To a fantastic 2017!
Today we’ll learn how to run an ANOVA. We also use the packages tidyr and ez to modify a data frame’s format and run ANOVAs of different types, and as always expanded our knowledge of dplyr and ggplot2 calls.
Recently, we (that is Page and Christina) successfully launched the Parisian installation of R-Ladies Global. It’s a meetup group and at the same time a non-profit coding club for all R proficiency levels, whether you’re a new or aspiring R user, or an experienced R programmer interested in mentoring, networking, and maybe picking up some new skills. We are a community designed to encourage, support and ultimately drive the development of our own R skills through a range of events, including meetups where members tackle hands-on tutorials and exercises to learn specific functionalities, informal gatherings, talks about latest trends, and debates. Our goal is to promote access to STEM (Science, Technology, Engineering, Mathematics) careers and tools for women (trans and cis) and gender-variant people. Men are welcome, too, by the way. We just need a member to bring them to the next meetup. In other words, we try to be a harassment-free zone. Sadly, that’s easier to do when men are screened beforehand.
Our department has recently started a series on academic skills, where grad students and postdocs at Penn can ask panelists about various experiences pertaining to writing a grant, or giving a job talk – things that are often not communicated in a formal way.
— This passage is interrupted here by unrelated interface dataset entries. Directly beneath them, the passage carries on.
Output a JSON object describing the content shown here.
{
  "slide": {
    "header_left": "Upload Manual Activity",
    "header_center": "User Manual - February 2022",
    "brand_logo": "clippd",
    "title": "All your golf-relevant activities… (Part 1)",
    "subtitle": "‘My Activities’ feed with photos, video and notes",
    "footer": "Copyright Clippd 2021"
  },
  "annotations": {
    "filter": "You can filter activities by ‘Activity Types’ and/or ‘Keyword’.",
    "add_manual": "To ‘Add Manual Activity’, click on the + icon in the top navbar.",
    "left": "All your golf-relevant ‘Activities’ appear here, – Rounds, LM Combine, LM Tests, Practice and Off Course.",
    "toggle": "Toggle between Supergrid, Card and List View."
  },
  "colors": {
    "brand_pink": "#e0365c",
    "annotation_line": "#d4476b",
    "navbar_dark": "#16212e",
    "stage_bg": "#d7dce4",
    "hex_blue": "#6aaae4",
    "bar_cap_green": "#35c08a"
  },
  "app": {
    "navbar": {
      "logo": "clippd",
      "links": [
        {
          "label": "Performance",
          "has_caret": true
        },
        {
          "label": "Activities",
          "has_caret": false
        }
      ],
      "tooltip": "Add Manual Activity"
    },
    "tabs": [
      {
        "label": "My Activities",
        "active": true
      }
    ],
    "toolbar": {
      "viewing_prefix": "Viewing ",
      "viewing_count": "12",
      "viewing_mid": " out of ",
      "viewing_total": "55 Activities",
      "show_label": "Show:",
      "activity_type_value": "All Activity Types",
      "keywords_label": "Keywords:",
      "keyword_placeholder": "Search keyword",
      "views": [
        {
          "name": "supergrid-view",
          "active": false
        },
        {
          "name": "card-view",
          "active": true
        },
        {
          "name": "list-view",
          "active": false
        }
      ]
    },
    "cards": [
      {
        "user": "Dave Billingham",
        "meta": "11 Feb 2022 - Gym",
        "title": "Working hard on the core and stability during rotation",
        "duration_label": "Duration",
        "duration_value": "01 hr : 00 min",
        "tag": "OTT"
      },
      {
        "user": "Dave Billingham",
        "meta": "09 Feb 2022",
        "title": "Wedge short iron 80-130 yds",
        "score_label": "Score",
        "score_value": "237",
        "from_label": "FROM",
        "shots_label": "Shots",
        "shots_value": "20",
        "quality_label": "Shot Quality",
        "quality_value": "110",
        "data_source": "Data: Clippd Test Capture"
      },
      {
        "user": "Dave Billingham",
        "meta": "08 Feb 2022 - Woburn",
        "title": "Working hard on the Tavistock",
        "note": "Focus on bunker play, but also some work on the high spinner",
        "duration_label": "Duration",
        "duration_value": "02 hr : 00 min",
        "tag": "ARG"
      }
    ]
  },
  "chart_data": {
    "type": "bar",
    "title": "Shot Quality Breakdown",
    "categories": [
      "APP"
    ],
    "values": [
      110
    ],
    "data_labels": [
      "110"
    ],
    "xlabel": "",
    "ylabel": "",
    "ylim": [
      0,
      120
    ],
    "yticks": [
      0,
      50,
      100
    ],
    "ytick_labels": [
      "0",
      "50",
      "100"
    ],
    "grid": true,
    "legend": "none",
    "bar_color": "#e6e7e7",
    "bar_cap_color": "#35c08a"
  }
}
This month’s session was about “What I would have liked to know before starting grad school”, where advanced grad students and fresh postdocs reflected on things they would have found useful to know or to have reflected on in advance. I thought I’d share some of the excellent points that were made by the panel and audience.
Grad school can be a great thing, but it comes with its own challenges. For me, the flexibility that often comes with being a grad student (unless you work on a project with a very fixed outline where your tasks are clearly defined from the start) is something that makes it especially awesome, but also especially challenging. You can work on what you really care about while managing your work schedule yourself. But you also have a lot of responsibility and need to be intrinsically motivated and reasonably disciplined to pull through. With that in mind, here come five thoughts and pieces of advice that can help you make your way through grad school.
Today we’ll learn how to take an old statistics test (logistic regression) but expand it to when you have two variables (multiple regression). The package purrr is introduced and, as always, we’ll expand our knowledge of dplyr and ggplot2.
For full materials, see the course website for Lesson 4.
Meet Anne Scheel, PhD candidate at LMU Munich. She stood up and asked the author of the opinion piece on “methodological terrorism” for a statement after her keynote at the DGPS conference. Since tough questions in front of big audiences by young women are still a rare thing to encounter at conferences (and elsewhere), we were curious to know how this went down for her. And of course, we also took the opportunity to discuss the content of the piece in question. Continue reading An interview with a next generation methodological freedom fighter